### Entries shown

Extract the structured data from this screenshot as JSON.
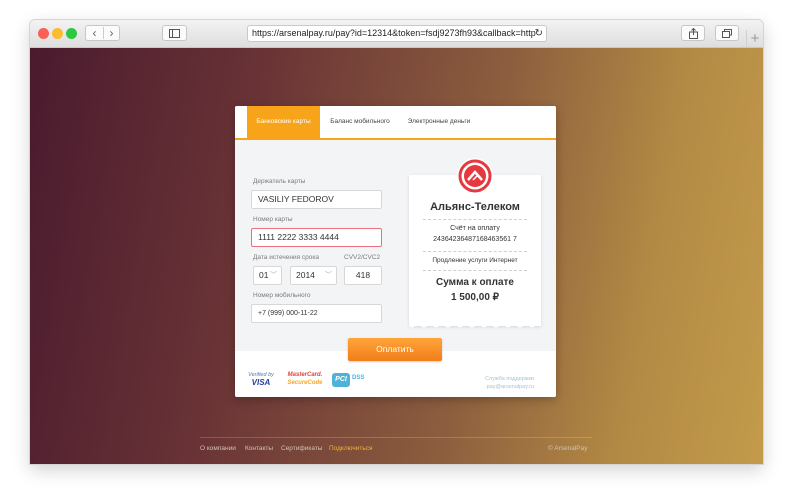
{
  "browser": {
    "url": "https://arsenalpay.ru/pay?id=12314&token=fsdj9273fh93&callback=http",
    "reload_icon": "↻",
    "new_tab_icon": "+"
  },
  "tabs": [
    {
      "label": "Банковские карты",
      "active": true
    },
    {
      "label": "Баланс мобильного",
      "active": false
    },
    {
      "label": "Электронные деньги",
      "active": false
    }
  ],
  "form": {
    "holder_label": "Держатель карты",
    "holder_value": "VASILIY FEDOROV",
    "card_label": "Номер карты",
    "card_value": "1111  2222  3333  4444",
    "expiry_label": "Дата истечения срока",
    "month_value": "01",
    "year_value": "2014",
    "cvv_label": "CVV2/CVC2",
    "cvv_value": "418",
    "phone_label": "Номер мобильного",
    "phone_value": "+7 (999) 000-11-22"
  },
  "receipt": {
    "merchant": "Альянс-Телеком",
    "invoice_label": "Счёт на оплату",
    "invoice_number": "24364236487168463561 7",
    "service": "Продление услуги Интернет",
    "amount_label": "Сумма к оплате",
    "amount": "1 500,00 ₽"
  },
  "pay_button": "Оплатить",
  "badges": {
    "visa_top": "Verified by",
    "visa_bottom": "VISA",
    "mc_top": "MasterCard.",
    "mc_bottom": "SecureCode",
    "pci": "PCI",
    "pci_dss": "DSS"
  },
  "support": {
    "label": "Служба поддержки",
    "email": "pay@arsenalpay.ru"
  },
  "footer": {
    "links": [
      "О компании",
      "Контакты",
      "Сертификаты",
      "Подключиться"
    ],
    "copyright": "© ArsenalPay"
  },
  "colors": {
    "accent": "#f7a41a",
    "logo_red": "#e5383f",
    "error_border": "#ec6f7d",
    "highlight_link": "#f2b13a"
  }
}
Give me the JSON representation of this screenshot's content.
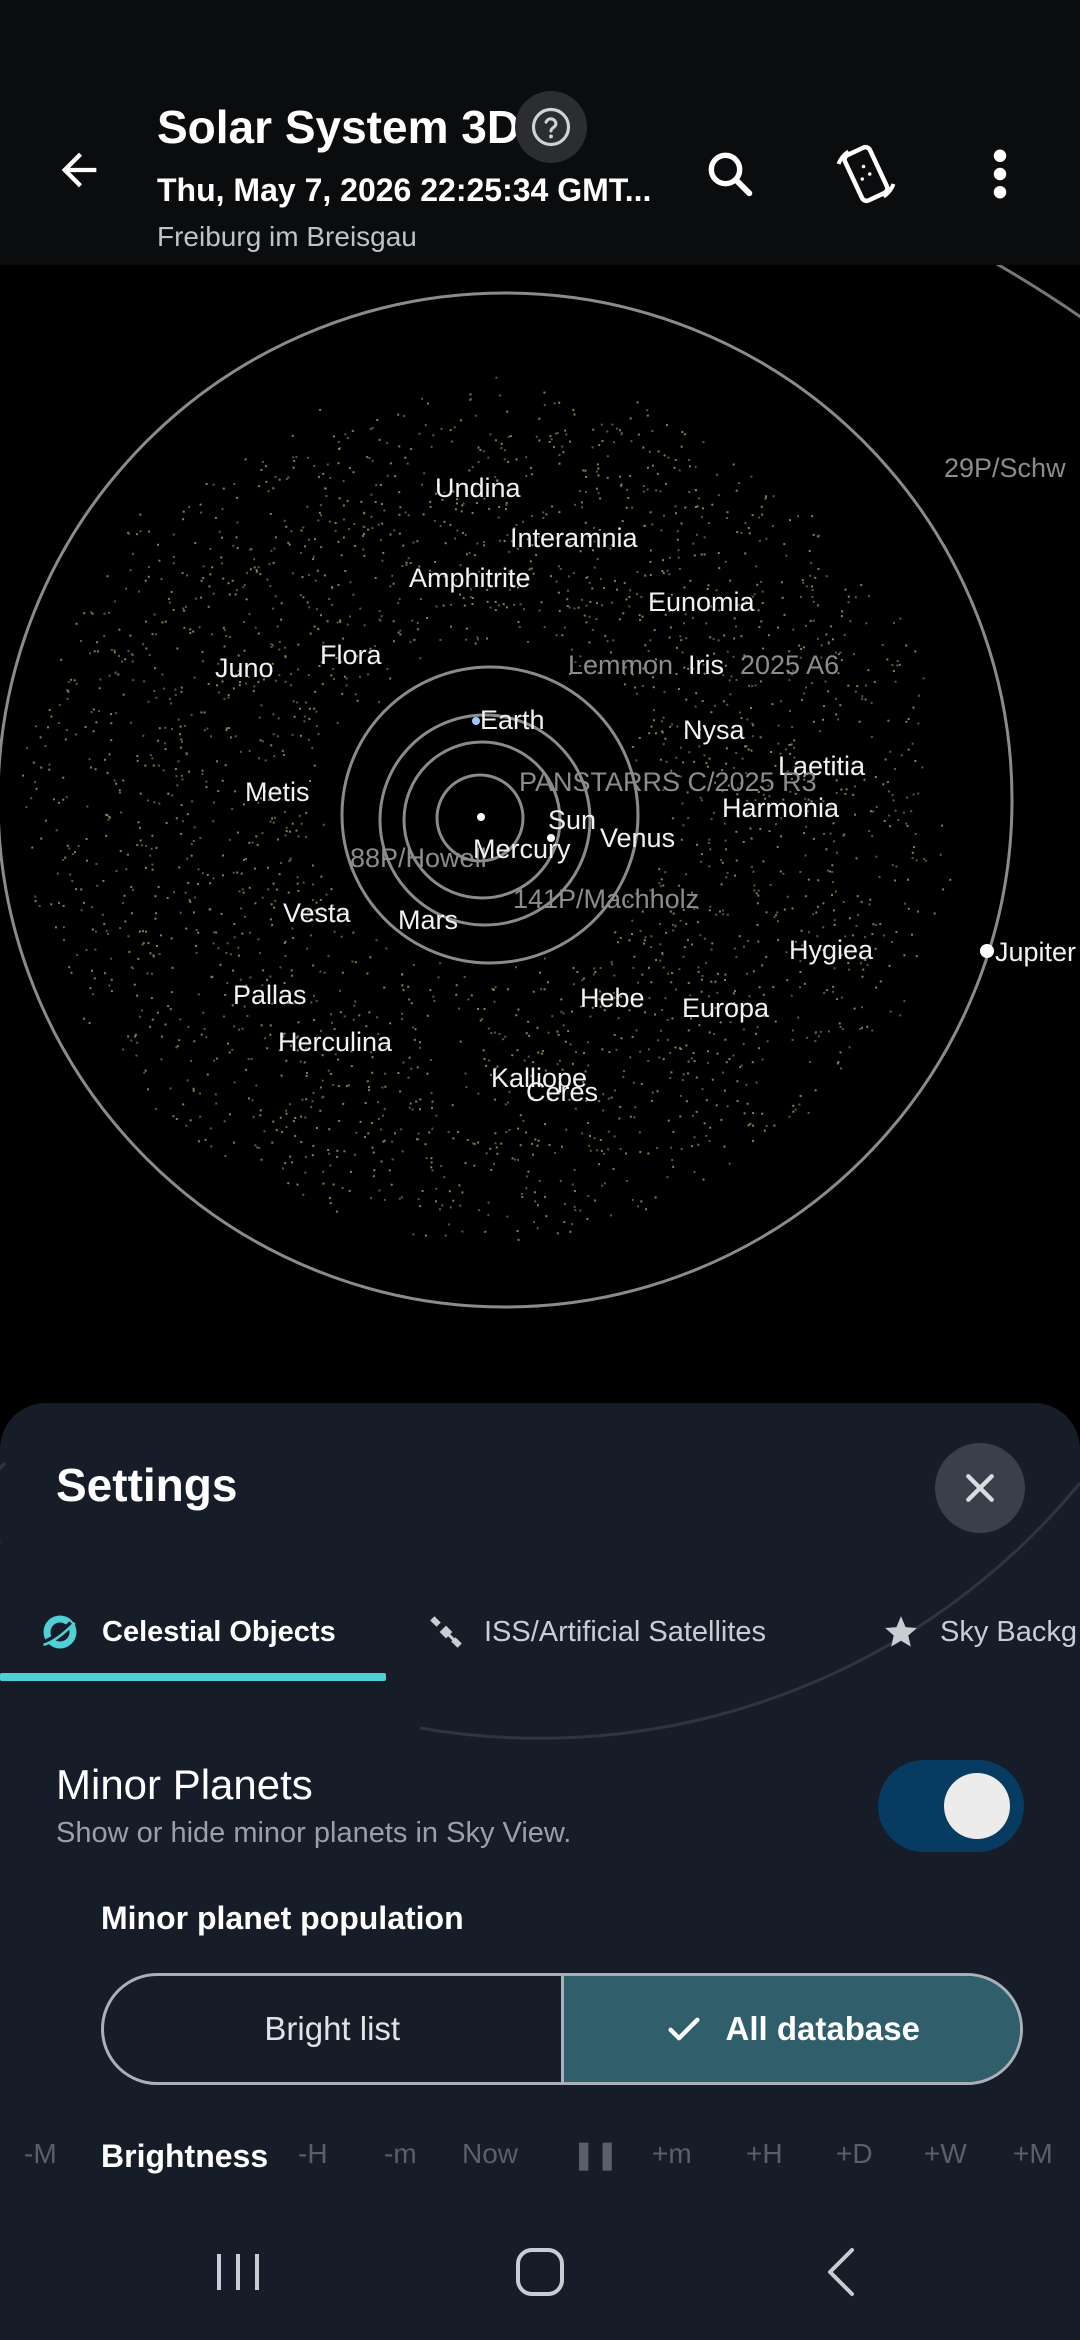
{
  "appbar": {
    "title": "Solar System 3D",
    "datetime": "Thu, May 7, 2026 22:25:34 GMT...",
    "location": "Freiburg im Breisgau",
    "icons": [
      "back-arrow-icon",
      "help-icon",
      "search-icon",
      "device-rotate-icon",
      "more-vert-icon"
    ]
  },
  "sky": {
    "objects": [
      {
        "name": "Undina",
        "dim": false
      },
      {
        "name": "Interamnia",
        "dim": false
      },
      {
        "name": "Amphitrite",
        "dim": false
      },
      {
        "name": "Eunomia",
        "dim": false
      },
      {
        "name": "Juno",
        "dim": false
      },
      {
        "name": "Flora",
        "dim": false
      },
      {
        "name": "Lemmon",
        "dim": true
      },
      {
        "name": "Iris",
        "dim": false
      },
      {
        "name": "2025 A6",
        "dim": true
      },
      {
        "name": "Earth",
        "dim": false
      },
      {
        "name": "Nysa",
        "dim": false
      },
      {
        "name": "Laetitia",
        "dim": false
      },
      {
        "name": "Metis",
        "dim": false
      },
      {
        "name": "PANSTARRS C/2025 R3",
        "dim": true
      },
      {
        "name": "Harmonia",
        "dim": false
      },
      {
        "name": "Sun",
        "dim": false
      },
      {
        "name": "Venus",
        "dim": false
      },
      {
        "name": "88P/Howell",
        "dim": true
      },
      {
        "name": "Mercury",
        "dim": false
      },
      {
        "name": "141P/Machholz",
        "dim": true
      },
      {
        "name": "Vesta",
        "dim": false
      },
      {
        "name": "Mars",
        "dim": false
      },
      {
        "name": "Hygiea",
        "dim": false
      },
      {
        "name": "Jupiter",
        "dim": false
      },
      {
        "name": "Pallas",
        "dim": false
      },
      {
        "name": "Hebe",
        "dim": false
      },
      {
        "name": "Europa",
        "dim": false
      },
      {
        "name": "Herculina",
        "dim": false
      },
      {
        "name": "Kalliope",
        "dim": false
      },
      {
        "name": "Ceres",
        "dim": false
      },
      {
        "name": "29P/Schw",
        "dim": true
      }
    ]
  },
  "settings": {
    "title": "Settings",
    "tabs": [
      {
        "label": "Celestial Objects",
        "active": true,
        "icon": "planet-icon"
      },
      {
        "label": "ISS/Artificial Satellites",
        "active": false,
        "icon": "satellite-icon"
      },
      {
        "label": "Sky Backg",
        "active": false,
        "icon": "star-icon"
      }
    ],
    "minor_planets": {
      "title": "Minor Planets",
      "description": "Show or hide minor planets in Sky View.",
      "enabled": true
    },
    "population": {
      "label": "Minor planet population",
      "options": [
        "Bright list",
        "All database"
      ],
      "selected": "All database"
    },
    "brightness_label": "Brightness",
    "time_controls": [
      "-M",
      "-H",
      "-m",
      "Now",
      "+m",
      "+H",
      "+D",
      "+W",
      "+M"
    ]
  },
  "colors": {
    "accent": "#4fd0d6",
    "toggle_on": "#073b62",
    "segment_selected": "#305e6a",
    "sheet_bg": "#161c28"
  }
}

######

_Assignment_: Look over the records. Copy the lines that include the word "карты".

_Result of this exercise_:
      "label": "Банковские карты",
    "holder_label": "Держатель карты",
    "card_label": "Номер карты",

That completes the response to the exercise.